New Northern Irish Conversion Therapy Ban Could Criminalise Prayer
LGBT+ activists are pushing for a nationwide ban of conversion therapies, which would criminalize prayer, preaching, pastoral support and even parenting which opposes the LGBT+ assumptions. Human rights lawyer Jason Coppel urges that this action "would criminalise the legitimate expression of religious beliefs". The Christian Institute "will not hesitate" to take legal action if Northern Ireland's executives introduce "a badly drafted CT ban" which criminalizes "ordinary everyday practices of the church".
A motion requesting a ban on conversion therapy (CT) proposed by the Ulster Unionist assembly members (MLAs) Doug Beattie and John Stewart was approved in April 2021.
Jason Coppel, a leading human rights lawyer recognised by the Queen's Counsel (QC) of expertise, states in a letter directed to Northern Irelands' Executives that "such a wide definition would criminalise the legitimate expression of religious beliefs".
Coppel also stated that under UK human rights law, the implementation of "a ban on the basis that all those who identify as LGBT+ are so vulnerable that any questioning of the legitimacy of their lifestyles must be prohibited" is very "unlikely to be proportionate”.
In the letter, he informs the Executive of "additional barriers" if it wishes to criminalise parents who educate their children according to the Christian belief on gender and sexuality and encourage them to embrace the same. Especially since Article 9 of the European Convention of Human Rights (ECHR) protects the Christian belief on sexuality.
He stressed that the state must treat that topic with "neutrality and impartiality”. Adding that it “is particularly difficult to justify” criminalizing such beliefs. Another barrier can be found in the fundamental facets of freedom of religion or belief, which "is the right of a religion to determine its own beliefs and practices, the legitimacy of which should not be questioned by the state”.
The letter additionally states that the Christian Institute "will not hesitate" to take legal action if the CT ban includes "praying for someone about their sexual orientation", amongst others.
The letter addressed to Deirdre Hargey MLA, the Executive Communities Minister, Coppel argues that "a badly drafted CT ban could inadvertently criminalise those in churches and other faith communities who adhere to traditional beliefs about marriage and gender identity", he added that his client, the Christian Institute, is open to legally challenge the ban if required.

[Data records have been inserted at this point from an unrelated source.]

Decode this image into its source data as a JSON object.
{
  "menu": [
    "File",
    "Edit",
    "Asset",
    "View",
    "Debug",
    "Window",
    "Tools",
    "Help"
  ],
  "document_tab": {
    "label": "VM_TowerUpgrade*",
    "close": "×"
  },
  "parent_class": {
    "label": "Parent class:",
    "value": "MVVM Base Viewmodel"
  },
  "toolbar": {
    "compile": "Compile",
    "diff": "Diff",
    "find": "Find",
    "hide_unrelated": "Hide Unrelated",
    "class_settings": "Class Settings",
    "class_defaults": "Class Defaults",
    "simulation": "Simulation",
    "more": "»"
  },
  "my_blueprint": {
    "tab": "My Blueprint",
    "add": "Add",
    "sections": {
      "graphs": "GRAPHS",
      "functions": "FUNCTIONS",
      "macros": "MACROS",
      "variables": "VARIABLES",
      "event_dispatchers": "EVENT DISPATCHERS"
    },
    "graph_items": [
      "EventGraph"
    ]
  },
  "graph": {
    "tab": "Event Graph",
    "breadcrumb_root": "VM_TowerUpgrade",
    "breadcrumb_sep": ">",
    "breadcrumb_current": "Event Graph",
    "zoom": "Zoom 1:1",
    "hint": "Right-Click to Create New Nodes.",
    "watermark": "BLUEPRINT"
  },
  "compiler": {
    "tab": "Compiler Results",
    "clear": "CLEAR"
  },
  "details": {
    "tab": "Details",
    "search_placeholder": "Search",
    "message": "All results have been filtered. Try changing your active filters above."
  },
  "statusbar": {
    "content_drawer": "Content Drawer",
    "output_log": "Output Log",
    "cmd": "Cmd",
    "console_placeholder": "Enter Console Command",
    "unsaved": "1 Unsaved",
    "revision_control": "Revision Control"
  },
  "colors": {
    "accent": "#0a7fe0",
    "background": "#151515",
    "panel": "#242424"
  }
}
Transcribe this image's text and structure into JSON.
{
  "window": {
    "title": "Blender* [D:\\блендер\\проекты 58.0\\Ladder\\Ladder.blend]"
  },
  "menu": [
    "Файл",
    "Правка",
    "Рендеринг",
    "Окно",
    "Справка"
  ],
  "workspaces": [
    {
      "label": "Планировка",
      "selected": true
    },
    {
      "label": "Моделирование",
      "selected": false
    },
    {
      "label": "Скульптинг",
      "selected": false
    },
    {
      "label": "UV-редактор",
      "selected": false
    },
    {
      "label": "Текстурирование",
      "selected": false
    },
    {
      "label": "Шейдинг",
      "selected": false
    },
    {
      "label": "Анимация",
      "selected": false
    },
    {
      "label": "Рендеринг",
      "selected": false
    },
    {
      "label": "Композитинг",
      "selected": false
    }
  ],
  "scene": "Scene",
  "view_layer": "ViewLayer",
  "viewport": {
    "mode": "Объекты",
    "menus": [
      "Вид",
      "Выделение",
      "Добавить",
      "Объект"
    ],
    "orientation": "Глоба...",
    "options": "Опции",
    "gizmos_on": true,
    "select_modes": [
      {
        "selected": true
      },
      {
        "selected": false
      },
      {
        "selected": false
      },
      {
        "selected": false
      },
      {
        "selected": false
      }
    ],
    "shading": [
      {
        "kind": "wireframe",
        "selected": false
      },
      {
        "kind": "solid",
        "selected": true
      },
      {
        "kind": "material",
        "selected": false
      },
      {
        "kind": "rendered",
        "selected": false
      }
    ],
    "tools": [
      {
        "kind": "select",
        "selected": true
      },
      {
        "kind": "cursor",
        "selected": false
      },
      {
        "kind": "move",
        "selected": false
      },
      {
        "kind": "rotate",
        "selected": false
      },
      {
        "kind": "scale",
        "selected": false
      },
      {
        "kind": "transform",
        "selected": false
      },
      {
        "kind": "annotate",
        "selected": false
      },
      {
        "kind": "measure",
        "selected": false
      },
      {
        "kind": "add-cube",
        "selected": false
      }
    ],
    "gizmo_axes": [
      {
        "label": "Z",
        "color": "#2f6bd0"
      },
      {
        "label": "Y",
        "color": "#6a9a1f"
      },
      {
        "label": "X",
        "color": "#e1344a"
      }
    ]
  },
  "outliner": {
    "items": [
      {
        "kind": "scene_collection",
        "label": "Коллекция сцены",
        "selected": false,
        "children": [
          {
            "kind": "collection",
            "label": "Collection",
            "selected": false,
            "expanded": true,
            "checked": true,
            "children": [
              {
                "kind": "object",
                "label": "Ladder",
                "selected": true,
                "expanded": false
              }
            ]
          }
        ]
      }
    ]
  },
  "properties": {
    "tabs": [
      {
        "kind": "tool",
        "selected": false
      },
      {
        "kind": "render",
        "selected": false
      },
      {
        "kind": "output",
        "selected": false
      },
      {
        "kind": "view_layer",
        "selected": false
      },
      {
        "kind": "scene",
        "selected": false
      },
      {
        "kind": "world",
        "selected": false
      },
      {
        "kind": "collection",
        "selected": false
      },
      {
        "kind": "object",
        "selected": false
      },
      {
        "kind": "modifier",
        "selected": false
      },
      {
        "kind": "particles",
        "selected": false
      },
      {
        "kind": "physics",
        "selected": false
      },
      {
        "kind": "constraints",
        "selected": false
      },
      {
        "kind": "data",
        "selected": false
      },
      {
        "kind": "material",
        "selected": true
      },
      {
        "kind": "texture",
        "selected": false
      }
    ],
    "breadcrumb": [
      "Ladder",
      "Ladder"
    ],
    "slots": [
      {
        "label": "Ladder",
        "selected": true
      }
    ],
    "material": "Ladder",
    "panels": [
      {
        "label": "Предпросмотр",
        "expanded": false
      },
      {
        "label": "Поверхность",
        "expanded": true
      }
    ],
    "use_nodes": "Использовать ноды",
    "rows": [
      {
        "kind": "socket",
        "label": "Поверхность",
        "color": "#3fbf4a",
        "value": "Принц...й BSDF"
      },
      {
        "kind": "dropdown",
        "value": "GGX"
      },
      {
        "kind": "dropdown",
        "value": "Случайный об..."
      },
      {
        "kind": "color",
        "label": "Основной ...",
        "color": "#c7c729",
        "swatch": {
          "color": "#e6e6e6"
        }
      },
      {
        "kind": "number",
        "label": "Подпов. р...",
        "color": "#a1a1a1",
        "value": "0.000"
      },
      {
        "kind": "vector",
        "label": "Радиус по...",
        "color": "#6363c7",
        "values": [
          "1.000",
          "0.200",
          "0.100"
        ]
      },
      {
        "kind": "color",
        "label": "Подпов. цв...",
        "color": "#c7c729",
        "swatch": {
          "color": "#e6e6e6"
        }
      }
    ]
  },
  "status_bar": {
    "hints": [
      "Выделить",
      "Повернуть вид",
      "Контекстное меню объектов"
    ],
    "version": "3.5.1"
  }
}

"Should any proposals from the Department infringe upon the everyday church activities outlined within the enclosed Opinion our client will not hesitate, where appropriate, to seek a judicial review," the letter asserts.
Simon Calvert, head of public policy at the Christian Institute stated that their concern is not with banning conversion therapy per se, but, they rested upon "ordinary praying and preaching in churches" to be deemed conversion therapy. Which would put an individual "in a situation where the police and the courts are adjudicating on whether or not somebody prayed the wrong kind of prayer".
He added that the current draft bears the potential of breaching human rights as they are amended in the ECHR. The charity is willing to seek "to have the legislation declared incompatible with the ECHR" and consequently "struck down".
Calvert emphasizes that the purpose of the letter is to "remind the government of its obligations under human rights law" including a reminder to people in favour of the ban that there are "very strong legal reasons why you cannot outlaw prayer".
His final statement included encouragement for "fairer media coverage" since the media coverage on this topic has been very one-sided. He thinks that "people have not been questioned properly about it, do you really want to criminalise the preaching and practice of evangelical theology? because for some people, that is clearly what they want. And I think most people would think that that is quite wrong and quite repressive."
Ciarán Kelly, also from the Christian Institute stated: “Protecting people from dangerous medical practices is one thing but banning preaching, prayer and pastoral care is quite different. It would be as tyrannical as it would be unworkable. It is not up to the police, prosecutors or the courts to decide which kinds of prayer are acceptable. Jason Coppel’s advice is quite clear. Christian beliefs on sexuality are protected by human rights law. They may not be fashionable but that doesn’t mean you can outlaw them. It is shocking to see activists trying to weaponise a ‘harm’ narrative to justify oppressing biblically faithful churches.”